### [TASK REQUIREMENTS]
Give a verbatim copy of the lines below, minus the pictures.

### [DATA TO EXAMINE]

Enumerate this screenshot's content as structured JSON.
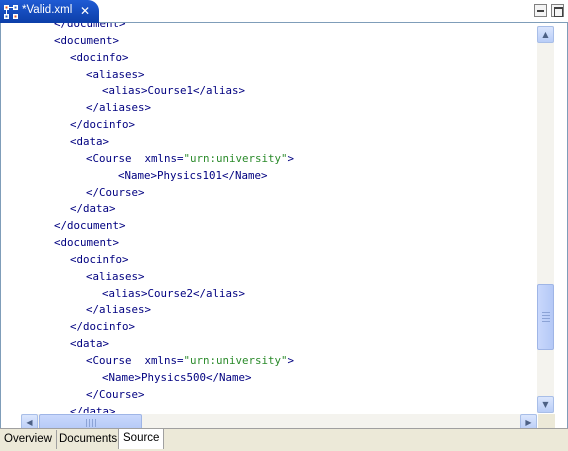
{
  "editor_tab": {
    "title": "*Valid.xml",
    "close_glyph": "✕",
    "icon": "xml-file-icon"
  },
  "window_controls": {
    "minimize_icon": "minimize-icon",
    "maximize_icon": "maximize-icon"
  },
  "code_lines": [
    {
      "text": "</document>",
      "partial": true
    },
    {
      "text": "<document>"
    },
    {
      "text": "<docinfo>"
    },
    {
      "text": "<aliases>"
    },
    {
      "text": "<alias>Course1</alias>"
    },
    {
      "text": "</aliases>"
    },
    {
      "text": "</docinfo>"
    },
    {
      "text": "<data>"
    },
    {
      "pre": "<Course  xmlns=",
      "val": "\"urn:university\"",
      "post": ">"
    },
    {
      "text": "<Name>Physics101</Name>"
    },
    {
      "text": "</Course>"
    },
    {
      "text": "</data>"
    },
    {
      "text": "</document>"
    },
    {
      "text": "<document>"
    },
    {
      "text": "<docinfo>"
    },
    {
      "text": "<aliases>"
    },
    {
      "text": "<alias>Course2</alias>"
    },
    {
      "text": "</aliases>"
    },
    {
      "text": "</docinfo>"
    },
    {
      "text": "<data>"
    },
    {
      "pre": "<Course  xmlns=",
      "val": "\"urn:university\"",
      "post": ">"
    },
    {
      "text": "<Name>Physics500</Name>"
    },
    {
      "text": "</Course>"
    },
    {
      "text": "</data>",
      "partial": true
    }
  ],
  "colors": {
    "tag": "#000080",
    "attribute_value": "#2a8a2a",
    "tab_active": "#1f5bd4"
  },
  "scrollbars": {
    "vertical_up_glyph": "▲",
    "vertical_down_glyph": "▼",
    "horizontal_left_glyph": "◀",
    "horizontal_right_glyph": "▶"
  },
  "bottom_tabs": [
    {
      "label": "Overview",
      "active": false
    },
    {
      "label": "Documents",
      "active": false
    },
    {
      "label": "Source",
      "active": true
    }
  ]
}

### [ANSWER BELOW]
Enumerate this screenshot's content as structured JSON.
{
  "editor_tab": {
    "title": "*Valid.xml",
    "close_glyph": "✕",
    "icon": "xml-file-icon"
  },
  "window_controls": {
    "minimize_icon": "minimize-icon",
    "maximize_icon": "maximize-icon"
  },
  "code_lines": [
    {
      "text": "</document>",
      "partial": true
    },
    {
      "text": "<document>"
    },
    {
      "text": "<docinfo>"
    },
    {
      "text": "<aliases>"
    },
    {
      "text": "<alias>Course1</alias>"
    },
    {
      "text": "</aliases>"
    },
    {
      "text": "</docinfo>"
    },
    {
      "text": "<data>"
    },
    {
      "pre": "<Course  xmlns=",
      "val": "\"urn:university\"",
      "post": ">"
    },
    {
      "text": "<Name>Physics101</Name>"
    },
    {
      "text": "</Course>"
    },
    {
      "text": "</data>"
    },
    {
      "text": "</document>"
    },
    {
      "text": "<document>"
    },
    {
      "text": "<docinfo>"
    },
    {
      "text": "<aliases>"
    },
    {
      "text": "<alias>Course2</alias>"
    },
    {
      "text": "</aliases>"
    },
    {
      "text": "</docinfo>"
    },
    {
      "text": "<data>"
    },
    {
      "pre": "<Course  xmlns=",
      "val": "\"urn:university\"",
      "post": ">"
    },
    {
      "text": "<Name>Physics500</Name>"
    },
    {
      "text": "</Course>"
    },
    {
      "text": "</data>",
      "partial": true
    }
  ],
  "colors": {
    "tag": "#000080",
    "attribute_value": "#2a8a2a",
    "tab_active": "#1f5bd4"
  },
  "scrollbars": {
    "vertical_up_glyph": "▲",
    "vertical_down_glyph": "▼",
    "horizontal_left_glyph": "◀",
    "horizontal_right_glyph": "▶"
  },
  "bottom_tabs": [
    {
      "label": "Overview",
      "active": false
    },
    {
      "label": "Documents",
      "active": false
    },
    {
      "label": "Source",
      "active": true
    }
  ]
}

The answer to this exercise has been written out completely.